::: Data extract :::

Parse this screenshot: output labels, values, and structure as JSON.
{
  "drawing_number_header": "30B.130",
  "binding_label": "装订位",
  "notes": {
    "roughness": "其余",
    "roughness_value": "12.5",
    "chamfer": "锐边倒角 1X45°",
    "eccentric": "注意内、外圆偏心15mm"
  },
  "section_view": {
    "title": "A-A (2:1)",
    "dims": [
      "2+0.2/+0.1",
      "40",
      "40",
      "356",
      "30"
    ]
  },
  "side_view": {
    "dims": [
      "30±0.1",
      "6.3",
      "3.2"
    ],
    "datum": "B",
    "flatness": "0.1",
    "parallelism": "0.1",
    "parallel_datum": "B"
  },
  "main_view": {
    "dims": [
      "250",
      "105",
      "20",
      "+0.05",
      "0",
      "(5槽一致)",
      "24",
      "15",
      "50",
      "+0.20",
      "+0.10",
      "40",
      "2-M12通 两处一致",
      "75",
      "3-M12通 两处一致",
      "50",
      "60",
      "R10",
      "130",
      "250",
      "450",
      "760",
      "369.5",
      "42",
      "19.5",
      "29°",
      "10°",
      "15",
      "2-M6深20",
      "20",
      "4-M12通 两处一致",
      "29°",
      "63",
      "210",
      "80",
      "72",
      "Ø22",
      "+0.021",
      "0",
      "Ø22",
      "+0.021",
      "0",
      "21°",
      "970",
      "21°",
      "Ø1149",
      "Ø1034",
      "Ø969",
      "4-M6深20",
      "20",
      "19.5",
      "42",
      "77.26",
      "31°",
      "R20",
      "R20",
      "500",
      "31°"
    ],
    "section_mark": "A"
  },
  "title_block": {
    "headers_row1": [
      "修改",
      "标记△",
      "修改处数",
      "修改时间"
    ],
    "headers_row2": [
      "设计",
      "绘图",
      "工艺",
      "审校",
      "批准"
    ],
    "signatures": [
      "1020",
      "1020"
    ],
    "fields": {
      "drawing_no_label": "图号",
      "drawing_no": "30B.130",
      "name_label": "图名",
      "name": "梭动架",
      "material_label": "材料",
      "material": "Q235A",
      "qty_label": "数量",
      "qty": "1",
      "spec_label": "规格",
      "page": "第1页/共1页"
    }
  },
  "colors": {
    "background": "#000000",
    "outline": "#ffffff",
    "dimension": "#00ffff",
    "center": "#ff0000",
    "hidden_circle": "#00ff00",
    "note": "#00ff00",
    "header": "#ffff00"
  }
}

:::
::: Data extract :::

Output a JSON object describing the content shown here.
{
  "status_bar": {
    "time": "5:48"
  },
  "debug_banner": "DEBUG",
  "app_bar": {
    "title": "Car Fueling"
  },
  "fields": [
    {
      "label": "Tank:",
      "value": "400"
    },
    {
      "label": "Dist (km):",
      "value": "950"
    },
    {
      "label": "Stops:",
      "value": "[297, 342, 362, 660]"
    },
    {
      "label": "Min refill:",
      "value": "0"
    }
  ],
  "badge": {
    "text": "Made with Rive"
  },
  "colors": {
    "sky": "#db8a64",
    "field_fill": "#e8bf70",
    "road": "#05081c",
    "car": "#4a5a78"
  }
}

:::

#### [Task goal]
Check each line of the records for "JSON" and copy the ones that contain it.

#### [Problem solution]
Parse this screenshot: output labels, values, and structure as JSON.
Output a JSON object describing the content shown here.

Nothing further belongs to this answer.